Creative writing is an undeniably valuable skill for elementary students. Even though some students embrace it with open arms, others are resistant for a number of reasons. Finding ways to incorporate writing into daily schooling is mainly the responsibility of the educator in charge. This task requires a lot of thought and planning, but also creativity and risk taking too. This article is going to address some ways to get students excited about creative writing skills during their time in elementary.
Make a Collaborative Class Project
What better way to encourage your students to write than by writing a book for the purposes of being published? Seeing their own writing in print and being able to take a physical copy home is a unique feeling that they will carry for a long time forward. A credible company to support this style of project is Studentreasures Publishing which has a specific elementary student class book option to utilize when the writing is ready to go to print.
How do you go about making a class writing project come to life? There are some options worth exploring.
- Split the class into groups and give each group a section to write with corroborative writing prompts for consistency purposes.
- Collectively decide on character stylings, purposes, and story arcs.
- For something fun, try setting up a voice recorder for the purposes of the lesson. Go around the room, with a clear visual writing prompt for everyone to see, and ask everyone to say just one word until a story starts taking shape. Record this so everyone can listen back and use this as a sounding board for creating the rest of the story together.
- Provide the start and end of a story and let the children fill in the middle bits. Pull together the most common ideas and use that to complete the story.
Re-write Famous Stories
Fairy tales and fables are well-known and widely applied in children’s learning. They feature on TV shows, as common lessons and are a theme throughout many variations of literature on offer. The point is, chances are there are a few stories in circulation that all the children in the class are familiar with. The Three Little Pigs,or even something completely different such as Cinderella – these are good examples of a common knowledge storyline that can therefore be more easily re-written.
An engaging task is better approached when children feel like they are winning before they’ve even started. So, by providing the material that is already established in their minds and asking them to make it their own, you are probably giving them a project that they have had in the back of their minds anyway. Chances are they have played this story out a hundred times in their imagination, role-played it with friends, and even read it to themselves by now. So, it is not a big leap to suggest some personal modifications. Ask them to tweak characters, or maybe change how the story ends. Keep it short, keep it punchy and if they want to share their work at the end – let them!
Read a Variety of Genres

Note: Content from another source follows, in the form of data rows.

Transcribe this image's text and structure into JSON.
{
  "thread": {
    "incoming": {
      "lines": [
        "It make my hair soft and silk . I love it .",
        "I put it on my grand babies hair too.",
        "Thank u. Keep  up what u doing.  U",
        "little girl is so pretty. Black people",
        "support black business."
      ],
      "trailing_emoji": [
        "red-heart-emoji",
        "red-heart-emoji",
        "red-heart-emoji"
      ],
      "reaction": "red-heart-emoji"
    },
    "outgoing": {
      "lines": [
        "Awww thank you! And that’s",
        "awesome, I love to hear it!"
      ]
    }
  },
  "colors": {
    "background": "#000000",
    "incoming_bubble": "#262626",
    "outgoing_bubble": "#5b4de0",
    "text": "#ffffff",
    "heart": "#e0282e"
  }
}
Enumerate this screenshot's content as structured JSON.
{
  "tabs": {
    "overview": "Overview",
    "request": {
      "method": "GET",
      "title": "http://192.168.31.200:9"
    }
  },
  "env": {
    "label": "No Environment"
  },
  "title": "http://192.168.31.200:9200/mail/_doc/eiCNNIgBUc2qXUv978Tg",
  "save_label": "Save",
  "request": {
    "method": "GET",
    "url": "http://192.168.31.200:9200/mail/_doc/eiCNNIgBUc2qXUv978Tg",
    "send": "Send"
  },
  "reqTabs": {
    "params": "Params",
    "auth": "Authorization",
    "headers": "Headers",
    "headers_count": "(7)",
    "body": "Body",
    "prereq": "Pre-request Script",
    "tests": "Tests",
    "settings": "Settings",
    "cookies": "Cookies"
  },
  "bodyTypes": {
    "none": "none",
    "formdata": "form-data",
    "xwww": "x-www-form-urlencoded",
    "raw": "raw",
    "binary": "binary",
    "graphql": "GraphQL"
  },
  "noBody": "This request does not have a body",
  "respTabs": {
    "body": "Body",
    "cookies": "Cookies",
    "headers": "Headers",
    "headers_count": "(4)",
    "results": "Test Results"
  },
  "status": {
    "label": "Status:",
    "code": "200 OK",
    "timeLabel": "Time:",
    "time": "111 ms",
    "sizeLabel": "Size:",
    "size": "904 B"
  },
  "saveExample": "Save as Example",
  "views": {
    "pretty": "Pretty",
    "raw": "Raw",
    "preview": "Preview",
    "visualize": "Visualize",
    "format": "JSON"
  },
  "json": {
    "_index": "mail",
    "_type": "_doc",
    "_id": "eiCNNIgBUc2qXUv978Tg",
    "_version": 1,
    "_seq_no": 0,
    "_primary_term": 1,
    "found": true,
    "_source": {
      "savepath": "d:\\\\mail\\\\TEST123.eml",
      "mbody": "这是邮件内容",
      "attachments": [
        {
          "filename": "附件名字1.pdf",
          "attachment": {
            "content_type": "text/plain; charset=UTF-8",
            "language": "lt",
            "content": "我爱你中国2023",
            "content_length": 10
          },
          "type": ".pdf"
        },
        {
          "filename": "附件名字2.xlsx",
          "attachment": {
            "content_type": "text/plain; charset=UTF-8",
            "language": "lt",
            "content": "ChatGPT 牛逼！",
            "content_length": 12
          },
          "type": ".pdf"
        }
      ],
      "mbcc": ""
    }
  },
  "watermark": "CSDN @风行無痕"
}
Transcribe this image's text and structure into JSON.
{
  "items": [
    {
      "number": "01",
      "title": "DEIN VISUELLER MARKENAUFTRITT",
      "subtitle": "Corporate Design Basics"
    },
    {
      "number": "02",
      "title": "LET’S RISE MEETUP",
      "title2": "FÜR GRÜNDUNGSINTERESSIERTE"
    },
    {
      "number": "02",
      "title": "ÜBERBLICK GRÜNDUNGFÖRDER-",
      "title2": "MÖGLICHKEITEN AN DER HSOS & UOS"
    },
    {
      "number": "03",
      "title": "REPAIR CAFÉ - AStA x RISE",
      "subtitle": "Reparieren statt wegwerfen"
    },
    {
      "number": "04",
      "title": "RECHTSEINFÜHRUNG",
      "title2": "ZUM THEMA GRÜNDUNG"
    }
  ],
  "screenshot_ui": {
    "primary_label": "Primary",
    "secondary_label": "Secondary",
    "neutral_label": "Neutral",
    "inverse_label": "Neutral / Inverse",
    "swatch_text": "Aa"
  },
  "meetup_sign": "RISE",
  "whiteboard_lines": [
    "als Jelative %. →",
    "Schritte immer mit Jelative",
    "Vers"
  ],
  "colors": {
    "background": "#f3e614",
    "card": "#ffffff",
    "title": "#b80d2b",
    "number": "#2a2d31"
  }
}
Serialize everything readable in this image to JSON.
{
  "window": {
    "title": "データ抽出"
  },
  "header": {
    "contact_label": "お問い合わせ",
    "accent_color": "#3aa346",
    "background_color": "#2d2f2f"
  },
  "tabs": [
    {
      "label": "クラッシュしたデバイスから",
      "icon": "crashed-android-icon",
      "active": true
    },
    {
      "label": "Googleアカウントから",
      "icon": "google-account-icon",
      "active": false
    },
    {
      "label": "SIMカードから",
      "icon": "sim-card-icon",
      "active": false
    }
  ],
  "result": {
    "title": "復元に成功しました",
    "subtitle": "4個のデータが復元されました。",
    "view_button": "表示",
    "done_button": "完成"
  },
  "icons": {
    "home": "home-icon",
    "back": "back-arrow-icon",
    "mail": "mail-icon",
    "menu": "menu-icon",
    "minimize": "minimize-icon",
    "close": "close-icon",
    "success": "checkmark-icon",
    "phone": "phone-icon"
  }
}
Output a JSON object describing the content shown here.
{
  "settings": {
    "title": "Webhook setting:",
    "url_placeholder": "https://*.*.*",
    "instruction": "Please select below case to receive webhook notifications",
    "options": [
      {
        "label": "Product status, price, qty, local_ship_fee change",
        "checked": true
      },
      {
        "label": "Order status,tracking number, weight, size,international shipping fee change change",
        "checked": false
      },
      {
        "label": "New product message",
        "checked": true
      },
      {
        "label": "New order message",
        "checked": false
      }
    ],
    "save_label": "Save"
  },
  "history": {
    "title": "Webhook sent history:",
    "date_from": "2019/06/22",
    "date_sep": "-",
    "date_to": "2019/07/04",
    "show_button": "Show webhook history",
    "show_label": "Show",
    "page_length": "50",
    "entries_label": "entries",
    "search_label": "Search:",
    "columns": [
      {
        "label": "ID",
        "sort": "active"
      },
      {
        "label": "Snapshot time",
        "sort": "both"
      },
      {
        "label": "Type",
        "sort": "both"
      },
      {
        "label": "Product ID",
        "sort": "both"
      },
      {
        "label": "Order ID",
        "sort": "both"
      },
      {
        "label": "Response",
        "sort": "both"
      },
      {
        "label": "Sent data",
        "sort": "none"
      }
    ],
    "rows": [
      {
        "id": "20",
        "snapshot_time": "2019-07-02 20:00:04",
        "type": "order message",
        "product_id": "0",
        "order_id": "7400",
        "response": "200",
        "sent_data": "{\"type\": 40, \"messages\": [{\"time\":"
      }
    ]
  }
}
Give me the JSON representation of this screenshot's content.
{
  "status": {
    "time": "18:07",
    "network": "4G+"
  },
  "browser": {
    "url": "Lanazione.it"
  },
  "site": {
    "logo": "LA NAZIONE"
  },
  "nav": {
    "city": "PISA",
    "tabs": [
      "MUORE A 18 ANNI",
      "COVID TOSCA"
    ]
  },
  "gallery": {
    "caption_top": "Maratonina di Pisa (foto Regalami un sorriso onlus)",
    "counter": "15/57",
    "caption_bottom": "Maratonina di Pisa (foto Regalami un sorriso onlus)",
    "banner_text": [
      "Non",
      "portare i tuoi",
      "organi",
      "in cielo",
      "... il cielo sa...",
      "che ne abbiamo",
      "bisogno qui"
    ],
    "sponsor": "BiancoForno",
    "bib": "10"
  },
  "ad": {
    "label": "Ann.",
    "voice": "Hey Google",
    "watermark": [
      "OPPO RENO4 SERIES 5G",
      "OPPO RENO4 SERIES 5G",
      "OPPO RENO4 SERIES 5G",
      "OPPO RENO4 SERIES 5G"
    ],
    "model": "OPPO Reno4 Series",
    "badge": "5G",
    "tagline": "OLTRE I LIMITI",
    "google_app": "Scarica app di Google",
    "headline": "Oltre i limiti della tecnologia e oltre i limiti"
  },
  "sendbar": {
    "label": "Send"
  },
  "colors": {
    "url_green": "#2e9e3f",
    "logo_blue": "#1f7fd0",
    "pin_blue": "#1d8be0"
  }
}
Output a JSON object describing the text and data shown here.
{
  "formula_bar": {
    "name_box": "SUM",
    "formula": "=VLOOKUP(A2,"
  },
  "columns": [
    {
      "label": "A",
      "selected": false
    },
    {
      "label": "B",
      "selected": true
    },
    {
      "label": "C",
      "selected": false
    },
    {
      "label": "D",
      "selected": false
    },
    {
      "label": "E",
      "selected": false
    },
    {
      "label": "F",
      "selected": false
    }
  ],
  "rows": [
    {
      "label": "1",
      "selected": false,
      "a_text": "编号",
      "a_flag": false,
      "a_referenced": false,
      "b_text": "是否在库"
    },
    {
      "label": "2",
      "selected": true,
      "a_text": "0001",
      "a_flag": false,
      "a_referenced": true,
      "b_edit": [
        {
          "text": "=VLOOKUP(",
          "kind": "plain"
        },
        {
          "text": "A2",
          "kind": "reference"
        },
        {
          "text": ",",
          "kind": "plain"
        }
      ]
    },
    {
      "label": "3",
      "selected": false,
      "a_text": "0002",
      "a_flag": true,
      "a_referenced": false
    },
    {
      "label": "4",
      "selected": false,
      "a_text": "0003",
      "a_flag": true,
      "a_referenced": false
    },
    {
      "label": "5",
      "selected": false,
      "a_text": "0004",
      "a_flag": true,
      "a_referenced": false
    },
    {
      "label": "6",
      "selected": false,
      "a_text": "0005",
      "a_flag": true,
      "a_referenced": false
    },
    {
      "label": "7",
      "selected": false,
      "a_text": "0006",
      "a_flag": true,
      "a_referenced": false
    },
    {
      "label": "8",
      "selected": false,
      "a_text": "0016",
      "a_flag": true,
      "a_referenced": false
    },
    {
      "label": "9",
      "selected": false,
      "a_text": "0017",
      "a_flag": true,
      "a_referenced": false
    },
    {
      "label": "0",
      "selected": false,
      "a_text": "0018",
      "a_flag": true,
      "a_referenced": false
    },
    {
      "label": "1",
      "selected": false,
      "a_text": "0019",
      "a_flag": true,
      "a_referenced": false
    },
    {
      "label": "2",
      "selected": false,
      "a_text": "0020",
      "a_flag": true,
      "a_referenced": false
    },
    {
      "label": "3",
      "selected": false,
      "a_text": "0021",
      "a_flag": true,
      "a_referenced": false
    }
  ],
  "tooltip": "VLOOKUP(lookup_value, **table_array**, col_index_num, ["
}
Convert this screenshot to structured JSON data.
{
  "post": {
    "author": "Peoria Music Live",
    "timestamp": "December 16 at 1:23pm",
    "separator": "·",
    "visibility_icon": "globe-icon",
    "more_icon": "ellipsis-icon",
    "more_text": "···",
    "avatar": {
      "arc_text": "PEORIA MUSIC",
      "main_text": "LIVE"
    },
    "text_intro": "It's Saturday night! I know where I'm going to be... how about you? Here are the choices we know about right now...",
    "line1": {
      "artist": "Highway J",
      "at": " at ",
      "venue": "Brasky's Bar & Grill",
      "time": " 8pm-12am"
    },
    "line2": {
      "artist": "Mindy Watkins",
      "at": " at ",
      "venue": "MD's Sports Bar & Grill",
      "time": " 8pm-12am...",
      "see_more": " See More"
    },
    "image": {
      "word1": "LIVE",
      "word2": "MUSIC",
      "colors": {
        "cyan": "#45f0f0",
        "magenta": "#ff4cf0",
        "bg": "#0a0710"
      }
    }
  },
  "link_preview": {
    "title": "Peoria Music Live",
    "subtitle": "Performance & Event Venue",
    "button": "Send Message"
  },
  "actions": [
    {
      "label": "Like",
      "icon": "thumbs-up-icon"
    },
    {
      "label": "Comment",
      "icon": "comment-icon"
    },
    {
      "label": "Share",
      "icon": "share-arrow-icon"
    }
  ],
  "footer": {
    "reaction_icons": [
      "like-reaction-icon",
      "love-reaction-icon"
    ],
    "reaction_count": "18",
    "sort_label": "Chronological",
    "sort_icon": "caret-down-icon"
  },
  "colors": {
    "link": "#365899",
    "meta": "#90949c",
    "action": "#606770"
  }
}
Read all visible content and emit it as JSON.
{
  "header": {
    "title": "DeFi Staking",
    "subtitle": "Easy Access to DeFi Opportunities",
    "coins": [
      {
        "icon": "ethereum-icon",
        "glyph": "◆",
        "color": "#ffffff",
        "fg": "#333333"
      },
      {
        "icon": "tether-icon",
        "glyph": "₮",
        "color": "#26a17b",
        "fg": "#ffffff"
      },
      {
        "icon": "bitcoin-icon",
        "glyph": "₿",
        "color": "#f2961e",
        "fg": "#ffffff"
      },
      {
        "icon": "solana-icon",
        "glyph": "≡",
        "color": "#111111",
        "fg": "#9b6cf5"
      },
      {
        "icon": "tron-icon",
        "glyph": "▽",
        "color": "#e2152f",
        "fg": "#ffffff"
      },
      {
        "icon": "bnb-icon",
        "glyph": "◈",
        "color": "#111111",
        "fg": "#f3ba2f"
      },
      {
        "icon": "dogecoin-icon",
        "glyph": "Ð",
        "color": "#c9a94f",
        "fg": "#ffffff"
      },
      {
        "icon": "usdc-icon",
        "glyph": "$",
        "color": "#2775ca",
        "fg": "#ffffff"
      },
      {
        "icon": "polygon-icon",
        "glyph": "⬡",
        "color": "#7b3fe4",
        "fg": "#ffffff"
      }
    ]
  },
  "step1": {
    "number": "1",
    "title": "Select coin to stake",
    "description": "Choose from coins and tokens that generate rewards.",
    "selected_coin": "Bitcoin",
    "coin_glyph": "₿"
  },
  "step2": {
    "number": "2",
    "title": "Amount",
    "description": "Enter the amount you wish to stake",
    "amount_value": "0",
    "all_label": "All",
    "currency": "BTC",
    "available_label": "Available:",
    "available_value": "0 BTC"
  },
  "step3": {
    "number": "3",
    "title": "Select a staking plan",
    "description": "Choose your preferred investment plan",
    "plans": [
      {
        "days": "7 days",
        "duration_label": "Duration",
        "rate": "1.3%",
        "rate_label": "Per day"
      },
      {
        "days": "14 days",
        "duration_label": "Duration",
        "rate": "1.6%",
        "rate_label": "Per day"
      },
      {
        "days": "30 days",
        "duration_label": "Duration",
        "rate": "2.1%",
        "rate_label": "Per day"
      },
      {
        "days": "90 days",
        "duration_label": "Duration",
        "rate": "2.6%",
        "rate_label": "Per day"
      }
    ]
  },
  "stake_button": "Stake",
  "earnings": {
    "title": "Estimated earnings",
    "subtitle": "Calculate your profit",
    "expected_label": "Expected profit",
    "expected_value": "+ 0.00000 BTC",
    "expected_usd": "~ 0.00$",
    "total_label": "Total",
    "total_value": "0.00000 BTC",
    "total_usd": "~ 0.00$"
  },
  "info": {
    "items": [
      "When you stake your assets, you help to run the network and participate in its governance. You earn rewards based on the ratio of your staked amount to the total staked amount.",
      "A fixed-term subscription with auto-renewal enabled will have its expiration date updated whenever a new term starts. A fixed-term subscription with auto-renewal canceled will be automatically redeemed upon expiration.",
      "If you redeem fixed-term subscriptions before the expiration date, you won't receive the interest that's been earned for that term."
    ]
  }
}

A large part of inspiring creative writing tendencies is through providing a basis for that to happen. If children are not encouraged to read, they probably won’t be inspired to write either. Writing stories is largely influenced by which stories go into the brain through exposure to literature. Plenty of fine children’s books exist that can be read, taught, encouraged, and presented as source materials to look at. Have a class book where every child gets a copy to take home and focus lessons around this story. Make it interesting and ensure that each time a book is finished, a completely different genre is the next choice along.
Have Free Writing Time
Ten minutes at the start of the day before all the long lessons begin is enough. Free writing time is a time when a student can write about whatever topic they want in whichever style they please. It can be a poem, a short story, a list of facts, or a character description. Wherever their mind takes them, that is what needs to be encouraged.
Give students a special writing book for this style of exercise and leave it on the desk first thing so they establish a routine and expectation. Give them anywhere up to half an hour to just sit and write. Even if they don’t engage every time, that is okay. Once a week is better than nothing and the chances of them sitting down and starting to write are heightened massively when A) all the other kids in the class are doing it, B) it becomes a part of their daily routine, and C)confidence grows over time.
Don’t Pressure Students to Share
Making students share their work against their will is an emotionally harmful and toxic teaching practice. There is a boundary to be struck, of course, but creative writing is personal. Unless the project is a group one, never mandate that learners have to read aloud their work to the group. This can stop a love for creative writing before it has had a chance to bloom into what it is supposed to be. There are different styles of lessons that can nurture public speaking and vocal interaction – creative writing is not always the right avenue to explore this.
Have Daily Writing Prompts
Finally, put a daily writing prompt where everyone can see it. This can be any topic, a character name, a setting, or even just an emotion. Children, during their free writing time, can then move with this theme as they wish. This writing prompt can also be incorporated into all the lessons for the day.
Creative writing is an excellent tool for young learners. It is something that will translate and be carried with them through their whole time in education and the skills that are learned through expressing their own writing styles are highly transferable to other subjects, for example, in essay writing.